## DATA FOR REVIEW
--

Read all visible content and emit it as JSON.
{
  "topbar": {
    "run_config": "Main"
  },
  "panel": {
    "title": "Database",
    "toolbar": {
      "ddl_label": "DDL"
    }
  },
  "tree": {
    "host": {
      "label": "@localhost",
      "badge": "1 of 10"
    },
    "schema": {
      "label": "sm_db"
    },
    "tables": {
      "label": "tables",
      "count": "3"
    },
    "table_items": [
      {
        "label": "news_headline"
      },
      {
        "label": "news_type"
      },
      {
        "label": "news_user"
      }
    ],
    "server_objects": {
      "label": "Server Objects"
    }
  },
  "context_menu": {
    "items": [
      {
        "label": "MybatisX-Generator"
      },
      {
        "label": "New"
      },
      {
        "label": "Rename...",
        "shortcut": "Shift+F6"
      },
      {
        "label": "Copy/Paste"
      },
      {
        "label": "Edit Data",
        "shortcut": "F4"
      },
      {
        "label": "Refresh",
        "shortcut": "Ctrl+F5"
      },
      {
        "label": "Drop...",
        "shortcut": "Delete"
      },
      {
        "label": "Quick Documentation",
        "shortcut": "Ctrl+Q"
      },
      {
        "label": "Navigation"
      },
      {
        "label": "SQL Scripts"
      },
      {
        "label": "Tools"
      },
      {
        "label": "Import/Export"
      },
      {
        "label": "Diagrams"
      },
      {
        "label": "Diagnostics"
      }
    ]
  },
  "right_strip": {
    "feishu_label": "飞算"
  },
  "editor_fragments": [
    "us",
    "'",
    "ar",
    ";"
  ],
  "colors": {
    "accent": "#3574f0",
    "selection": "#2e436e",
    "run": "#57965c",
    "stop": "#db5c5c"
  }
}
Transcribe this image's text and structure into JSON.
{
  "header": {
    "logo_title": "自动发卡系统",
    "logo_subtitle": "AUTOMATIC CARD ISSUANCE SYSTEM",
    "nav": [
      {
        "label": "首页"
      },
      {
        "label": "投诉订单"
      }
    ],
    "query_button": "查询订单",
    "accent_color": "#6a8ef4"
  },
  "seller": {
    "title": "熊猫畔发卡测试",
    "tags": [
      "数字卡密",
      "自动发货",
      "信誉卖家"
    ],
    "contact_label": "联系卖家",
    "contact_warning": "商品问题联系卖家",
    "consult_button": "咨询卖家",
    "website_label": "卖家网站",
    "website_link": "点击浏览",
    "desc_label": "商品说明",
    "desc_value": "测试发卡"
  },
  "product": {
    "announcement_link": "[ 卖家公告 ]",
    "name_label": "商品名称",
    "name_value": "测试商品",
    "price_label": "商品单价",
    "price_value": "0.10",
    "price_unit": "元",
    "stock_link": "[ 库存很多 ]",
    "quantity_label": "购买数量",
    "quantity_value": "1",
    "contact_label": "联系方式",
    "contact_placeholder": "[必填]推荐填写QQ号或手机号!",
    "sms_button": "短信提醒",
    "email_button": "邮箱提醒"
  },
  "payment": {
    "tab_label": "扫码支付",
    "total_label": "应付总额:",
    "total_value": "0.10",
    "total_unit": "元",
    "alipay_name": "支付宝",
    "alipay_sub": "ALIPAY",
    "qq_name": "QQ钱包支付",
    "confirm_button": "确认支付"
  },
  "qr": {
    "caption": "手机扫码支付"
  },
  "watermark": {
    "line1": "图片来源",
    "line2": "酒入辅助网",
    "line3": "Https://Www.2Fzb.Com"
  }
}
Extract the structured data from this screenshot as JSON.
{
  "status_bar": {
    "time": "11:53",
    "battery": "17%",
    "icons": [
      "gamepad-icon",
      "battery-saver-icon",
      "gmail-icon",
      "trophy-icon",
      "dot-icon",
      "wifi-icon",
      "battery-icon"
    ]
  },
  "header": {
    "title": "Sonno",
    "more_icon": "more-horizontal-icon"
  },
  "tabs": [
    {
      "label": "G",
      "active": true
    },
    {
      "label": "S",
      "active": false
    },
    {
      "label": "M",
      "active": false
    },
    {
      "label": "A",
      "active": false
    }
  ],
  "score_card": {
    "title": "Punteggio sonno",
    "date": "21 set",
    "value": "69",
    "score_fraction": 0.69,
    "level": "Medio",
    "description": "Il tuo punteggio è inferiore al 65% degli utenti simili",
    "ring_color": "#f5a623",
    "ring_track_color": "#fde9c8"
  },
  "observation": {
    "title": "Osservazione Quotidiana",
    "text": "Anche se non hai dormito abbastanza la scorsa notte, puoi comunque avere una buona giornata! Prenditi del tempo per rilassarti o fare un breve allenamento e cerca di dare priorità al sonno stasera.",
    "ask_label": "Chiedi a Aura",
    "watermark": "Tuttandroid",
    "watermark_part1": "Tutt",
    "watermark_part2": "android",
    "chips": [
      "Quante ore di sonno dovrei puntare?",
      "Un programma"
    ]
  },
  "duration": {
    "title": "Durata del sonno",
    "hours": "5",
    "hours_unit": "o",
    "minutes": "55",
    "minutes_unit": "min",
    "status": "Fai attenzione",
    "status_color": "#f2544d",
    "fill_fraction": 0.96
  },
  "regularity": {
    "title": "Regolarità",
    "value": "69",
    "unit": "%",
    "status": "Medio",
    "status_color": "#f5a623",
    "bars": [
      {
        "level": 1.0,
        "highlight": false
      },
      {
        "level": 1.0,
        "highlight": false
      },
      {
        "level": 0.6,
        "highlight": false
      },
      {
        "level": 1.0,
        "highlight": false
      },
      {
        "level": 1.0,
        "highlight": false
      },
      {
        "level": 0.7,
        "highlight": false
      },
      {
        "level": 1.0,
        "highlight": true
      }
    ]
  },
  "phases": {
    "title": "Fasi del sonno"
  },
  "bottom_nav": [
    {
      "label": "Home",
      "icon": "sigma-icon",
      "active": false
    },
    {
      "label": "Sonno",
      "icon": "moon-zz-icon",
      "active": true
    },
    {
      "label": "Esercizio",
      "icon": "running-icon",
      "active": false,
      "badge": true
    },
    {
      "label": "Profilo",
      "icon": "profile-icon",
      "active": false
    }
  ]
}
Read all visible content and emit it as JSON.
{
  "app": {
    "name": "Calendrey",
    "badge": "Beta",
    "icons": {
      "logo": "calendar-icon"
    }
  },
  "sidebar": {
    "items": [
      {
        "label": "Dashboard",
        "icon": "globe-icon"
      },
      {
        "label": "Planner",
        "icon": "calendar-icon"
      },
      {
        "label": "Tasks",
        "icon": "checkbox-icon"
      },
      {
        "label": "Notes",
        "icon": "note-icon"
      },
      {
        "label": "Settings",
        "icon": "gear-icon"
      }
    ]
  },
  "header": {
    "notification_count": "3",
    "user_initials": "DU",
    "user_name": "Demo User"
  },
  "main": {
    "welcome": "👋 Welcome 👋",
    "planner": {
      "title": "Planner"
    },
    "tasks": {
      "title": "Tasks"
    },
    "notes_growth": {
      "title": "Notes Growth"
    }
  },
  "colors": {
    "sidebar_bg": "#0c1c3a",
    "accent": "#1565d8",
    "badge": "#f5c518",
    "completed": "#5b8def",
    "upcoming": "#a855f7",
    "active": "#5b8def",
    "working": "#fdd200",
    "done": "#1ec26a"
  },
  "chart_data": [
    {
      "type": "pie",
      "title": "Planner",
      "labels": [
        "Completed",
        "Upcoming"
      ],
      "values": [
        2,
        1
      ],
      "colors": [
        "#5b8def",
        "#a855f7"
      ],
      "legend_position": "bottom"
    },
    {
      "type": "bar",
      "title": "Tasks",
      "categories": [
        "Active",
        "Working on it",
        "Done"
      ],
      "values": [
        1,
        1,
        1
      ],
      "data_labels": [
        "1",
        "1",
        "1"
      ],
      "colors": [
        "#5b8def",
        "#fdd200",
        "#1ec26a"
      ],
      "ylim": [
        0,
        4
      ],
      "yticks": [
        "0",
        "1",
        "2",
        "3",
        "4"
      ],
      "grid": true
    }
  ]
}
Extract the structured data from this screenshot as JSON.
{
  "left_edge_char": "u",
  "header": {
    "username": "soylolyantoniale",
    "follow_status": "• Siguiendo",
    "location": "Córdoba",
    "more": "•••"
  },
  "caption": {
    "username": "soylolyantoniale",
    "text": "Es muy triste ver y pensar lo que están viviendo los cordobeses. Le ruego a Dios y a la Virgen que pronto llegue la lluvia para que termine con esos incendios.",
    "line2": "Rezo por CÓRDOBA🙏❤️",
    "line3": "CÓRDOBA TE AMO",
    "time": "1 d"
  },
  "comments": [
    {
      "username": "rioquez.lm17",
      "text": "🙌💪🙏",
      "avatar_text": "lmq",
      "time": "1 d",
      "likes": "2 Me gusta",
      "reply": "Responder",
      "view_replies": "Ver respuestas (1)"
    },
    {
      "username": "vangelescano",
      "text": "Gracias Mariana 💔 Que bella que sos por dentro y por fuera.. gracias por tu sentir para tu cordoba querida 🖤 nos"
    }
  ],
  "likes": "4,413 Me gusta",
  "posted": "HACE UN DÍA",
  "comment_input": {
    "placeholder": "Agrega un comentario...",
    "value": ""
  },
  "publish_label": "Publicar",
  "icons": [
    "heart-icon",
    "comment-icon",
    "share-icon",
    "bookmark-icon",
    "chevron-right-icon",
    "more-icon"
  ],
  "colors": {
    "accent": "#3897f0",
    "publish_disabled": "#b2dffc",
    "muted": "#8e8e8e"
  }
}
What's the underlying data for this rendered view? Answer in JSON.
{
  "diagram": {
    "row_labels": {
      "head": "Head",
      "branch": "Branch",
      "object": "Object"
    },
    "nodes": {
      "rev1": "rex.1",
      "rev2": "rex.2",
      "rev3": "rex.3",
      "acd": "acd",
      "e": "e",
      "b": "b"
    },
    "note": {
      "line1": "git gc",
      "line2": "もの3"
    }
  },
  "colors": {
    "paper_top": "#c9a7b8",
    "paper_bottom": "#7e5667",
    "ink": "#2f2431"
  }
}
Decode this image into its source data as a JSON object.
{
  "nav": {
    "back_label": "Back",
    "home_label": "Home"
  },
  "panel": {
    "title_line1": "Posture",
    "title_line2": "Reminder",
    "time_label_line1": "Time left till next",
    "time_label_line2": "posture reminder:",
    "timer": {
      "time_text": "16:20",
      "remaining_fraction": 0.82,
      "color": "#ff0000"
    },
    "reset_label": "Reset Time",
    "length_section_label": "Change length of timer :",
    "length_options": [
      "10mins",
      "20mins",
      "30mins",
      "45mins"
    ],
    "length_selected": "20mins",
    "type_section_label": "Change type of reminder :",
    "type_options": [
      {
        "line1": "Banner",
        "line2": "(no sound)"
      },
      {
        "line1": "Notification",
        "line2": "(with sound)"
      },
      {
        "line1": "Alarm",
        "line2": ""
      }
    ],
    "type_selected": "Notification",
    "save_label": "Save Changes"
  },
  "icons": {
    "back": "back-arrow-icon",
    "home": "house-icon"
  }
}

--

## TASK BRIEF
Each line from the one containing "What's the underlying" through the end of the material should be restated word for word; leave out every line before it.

## ANSWER SPACE
What's the underlying data for this rendered view? Answer in JSON.
{
  "diagram": {
    "row_labels": {
      "head": "Head",
      "branch": "Branch",
      "object": "Object"
    },
    "nodes": {
      "rev1": "rex.1",
      "rev2": "rex.2",
      "rev3": "rex.3",
      "acd": "acd",
      "e": "e",
      "b": "b"
    },
    "note": {
      "line1": "git gc",
      "line2": "もの3"
    }
  },
  "colors": {
    "paper_top": "#c9a7b8",
    "paper_bottom": "#7e5667",
    "ink": "#2f2431"
  }
}
Decode this image into its source data as a JSON object.
{
  "nav": {
    "back_label": "Back",
    "home_label": "Home"
  },
  "panel": {
    "title_line1": "Posture",
    "title_line2": "Reminder",
    "time_label_line1": "Time left till next",
    "time_label_line2": "posture reminder:",
    "timer": {
      "time_text": "16:20",
      "remaining_fraction": 0.82,
      "color": "#ff0000"
    },
    "reset_label": "Reset Time",
    "length_section_label": "Change length of timer :",
    "length_options": [
      "10mins",
      "20mins",
      "30mins",
      "45mins"
    ],
    "length_selected": "20mins",
    "type_section_label": "Change type of reminder :",
    "type_options": [
      {
        "line1": "Banner",
        "line2": "(no sound)"
      },
      {
        "line1": "Notification",
        "line2": "(with sound)"
      },
      {
        "line1": "Alarm",
        "line2": ""
      }
    ],
    "type_selected": "Notification",
    "save_label": "Save Changes"
  },
  "icons": {
    "back": "back-arrow-icon",
    "home": "house-icon"
  }
}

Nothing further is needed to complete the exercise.